What is it?
Teaching assistants (also known as TAs or classroom support assistants) are adults who support teachers in the classroom. Teaching assistants’ duties can vary widely from school to school, ranging from providing administrative and classroom support to providing targeted academic support to individual students or small groups.
How effective is it?
Evidence suggests that TAs can have a positive impact on academic achievement. However, effects tend to vary widely between those studies where TAs provide general administrative or classroom support, which on average do not show a positive benefit, and those where TAs support individual students or small groups, which on average show moderate positive benefits. The headline figure of one additional month’s progress lies between these figures.
Research that examines the impact of TAs providing general classroom support suggests that students in a class with a teaching assistant present do not, on average, outperform those in one where only a teacher is present. This average finding covers a range of impacts. In some cases teachers and TAs work together effectively, leading to increases in achievement. In other cases students, particularly those who are low attaining or identified as having special educational needs, can perform worse in classes with teaching assistants.
Where overall negative impacts have been recorded, it is likely that support from TAs has substituted rather than supplemented teaching from teachers. In the most positive examples, it is likely that support and training will have been provided for both teachers and TAs so that they understand how to work together effectively, e.g. by making time for discussion before and after lessons.
There is also evidence that working with TAs can lead to improvements in students’ attitudes, and also to positive effects in terms of teacher morale and reduced stress.
Research which focuses on teaching assistants who provide one to one or small group support shows a stronger positive benefit of between three and five additional months on average. Often support is based on a clearly specified approach which teaching assistants have been trained to deliver. Though comparisons with qualified teachers suggest that teaching assistants tend not to be as effective in terms of raising achievement (achieving, on average about half the gains), studies suggest that benefits are possible across subjects and at both primary and secondary level.
No published Australasian research has examined the impact of TAs on academic outcomes.
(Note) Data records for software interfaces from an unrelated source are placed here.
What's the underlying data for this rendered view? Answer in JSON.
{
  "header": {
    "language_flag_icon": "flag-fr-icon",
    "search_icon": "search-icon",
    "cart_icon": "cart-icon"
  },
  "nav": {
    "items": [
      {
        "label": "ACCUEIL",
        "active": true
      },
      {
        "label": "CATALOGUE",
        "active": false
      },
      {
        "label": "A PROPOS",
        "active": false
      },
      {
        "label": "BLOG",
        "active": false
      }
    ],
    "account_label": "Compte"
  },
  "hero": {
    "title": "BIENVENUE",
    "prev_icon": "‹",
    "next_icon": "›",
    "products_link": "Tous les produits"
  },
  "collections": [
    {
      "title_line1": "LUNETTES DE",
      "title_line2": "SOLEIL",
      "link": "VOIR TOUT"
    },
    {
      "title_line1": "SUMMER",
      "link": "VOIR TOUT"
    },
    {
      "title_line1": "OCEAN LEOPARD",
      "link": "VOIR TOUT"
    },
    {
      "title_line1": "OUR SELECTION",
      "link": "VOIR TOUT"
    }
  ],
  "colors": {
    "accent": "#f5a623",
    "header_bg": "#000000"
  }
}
The available research explores their roles, how they are supported, and how their roles are perceived in mainstream and Indigenous settings. The research also suggests that TAs need support and training to increase their skills to work with students and teachers. A common issue associated with TAs is that they work in mainstream classrooms with special needs students, requiring the execution of complex tasks (e.g., curriculum modification and differentiation), but they are not required to have any formal qualifications or training in these tasks.
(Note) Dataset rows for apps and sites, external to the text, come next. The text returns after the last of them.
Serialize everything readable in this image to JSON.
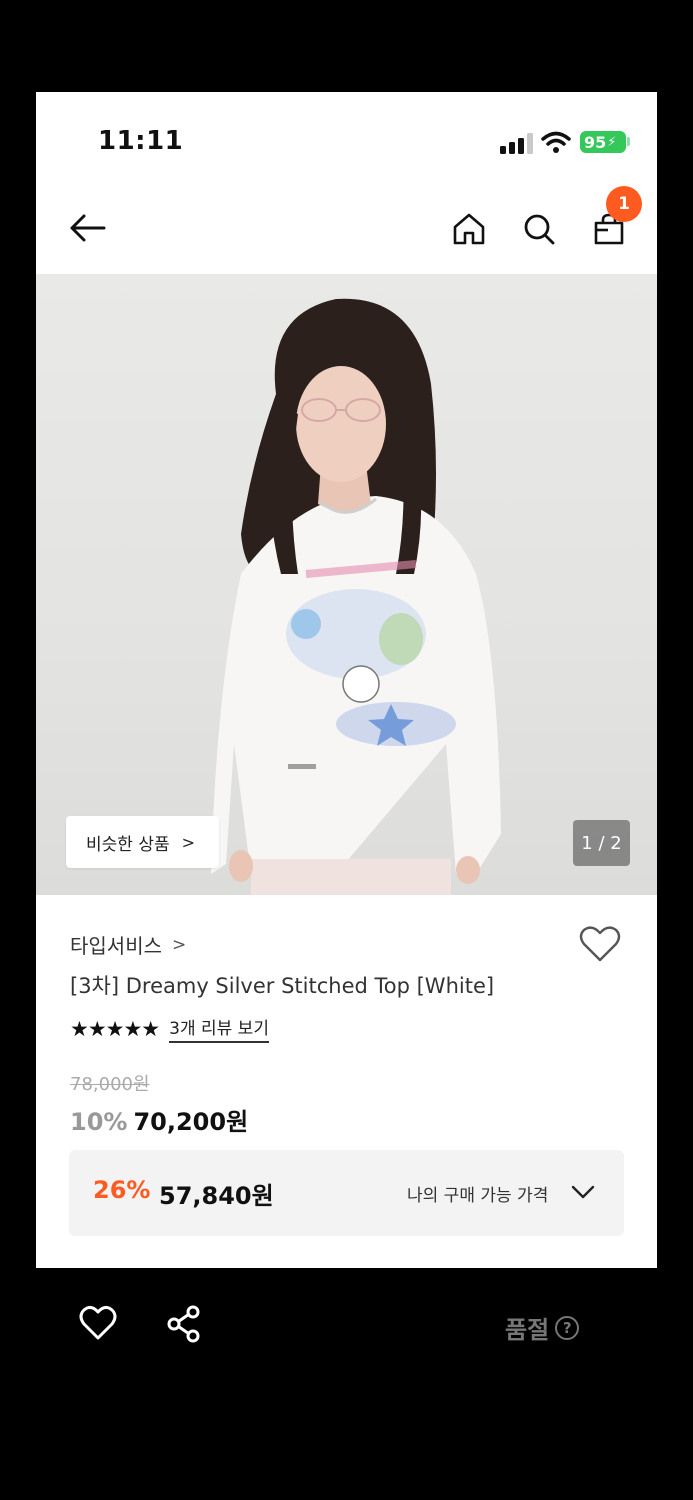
{
  "status_bar": {
    "time": "11:11",
    "battery": "95"
  },
  "header": {
    "cart_count": "1"
  },
  "gallery": {
    "similar_label": "비슷한 상품",
    "page_indicator": "1 / 2"
  },
  "product": {
    "brand": "타입서비스",
    "title": "[3차] Dreamy Silver Stitched Top [White]",
    "stars": "★★★★★",
    "reviews_link": "3개 리뷰 보기",
    "original_price": "78,000원",
    "discount_rate": "10%",
    "price": "70,200원"
  },
  "my_price": {
    "discount_rate": "26%",
    "price": "57,840원",
    "label": "나의 구매 가능 가격"
  },
  "bottom_bar": {
    "status": "품절",
    "help": "?"
  },
  "colors": {
    "accent": "#ff5a1f",
    "battery": "#34c759"
  }
}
How secure is the evidence?
Overall, the level of evidence related to teaching assistants is limited. A number of systematic reviews of the impact of support staff in schools have been conducted in the UK and internationally. However, there are no meta-analyses specifically looking at the impact of teaching assistants on learning.
Correlational studies looking at the impact of TAs providing general classroom support have shown broadly similar effects. One of the most recent studies, conducted in England, suggests that on average low attaining students do less well in a class with a TA present, compared to a class where only a teacher is present. More recent intervention studies, including two randomised controlled trials conducted in England in 2013, provide a strong indication that TAs can improve learning if they are trained and deployed carefully. Given the limited amount of existing evidence, these studies made a substantial contribution to the overall evidence base, changing the overall average impact from zero to one additional months' progress.
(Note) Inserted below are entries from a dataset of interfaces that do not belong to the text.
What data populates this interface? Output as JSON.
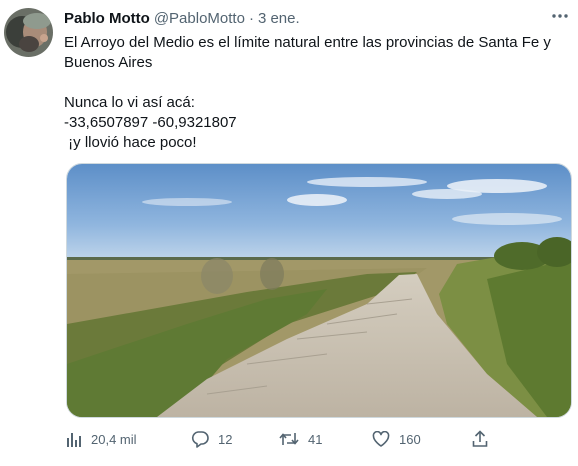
{
  "tweet": {
    "author_name": "Pablo Motto",
    "author_handle": "@PabloMotto",
    "separator": "·",
    "date": "3 ene.",
    "text_lines": [
      "El Arroyo del Medio es el límite natural entre las provincias de Santa Fe y",
      "Buenos Aires",
      "",
      "Nunca lo vi así acá:",
      "-33,6507897 -60,9321807",
      " ¡y llovió hace poco!"
    ],
    "media_description": "dry riverbed",
    "stats": {
      "views": "20,4 mil",
      "replies": "12",
      "retweets": "41",
      "likes": "160"
    }
  },
  "icons": {
    "more": "more-dots-icon",
    "views": "bar-chart-icon",
    "reply": "speech-bubble-icon",
    "retweet": "retweet-arrows-icon",
    "like": "heart-icon",
    "share": "share-upload-icon"
  },
  "colors": {
    "text_primary": "#0f1419",
    "text_secondary": "#536471",
    "border": "#cfd9de"
  }
}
The research literature does not distinguish between different levels or grades of teaching assistants.
What are the costs?
The average cost of employing a teaching aide, including salary and on-costs, is estimated at about $61,000. Overall, costs are estimated as very high.
What should I consider?
Have you identified the activities where TAs can support learning, rather than simply managing tasks?
Have you provided support and training for teachers and TAs so that they understand how to work together effectively?
How will you ensure that teachers do not reduce their support or input to the students supported by TAs?
Have you considered how you will evaluate the impact of how you deploy your TAs?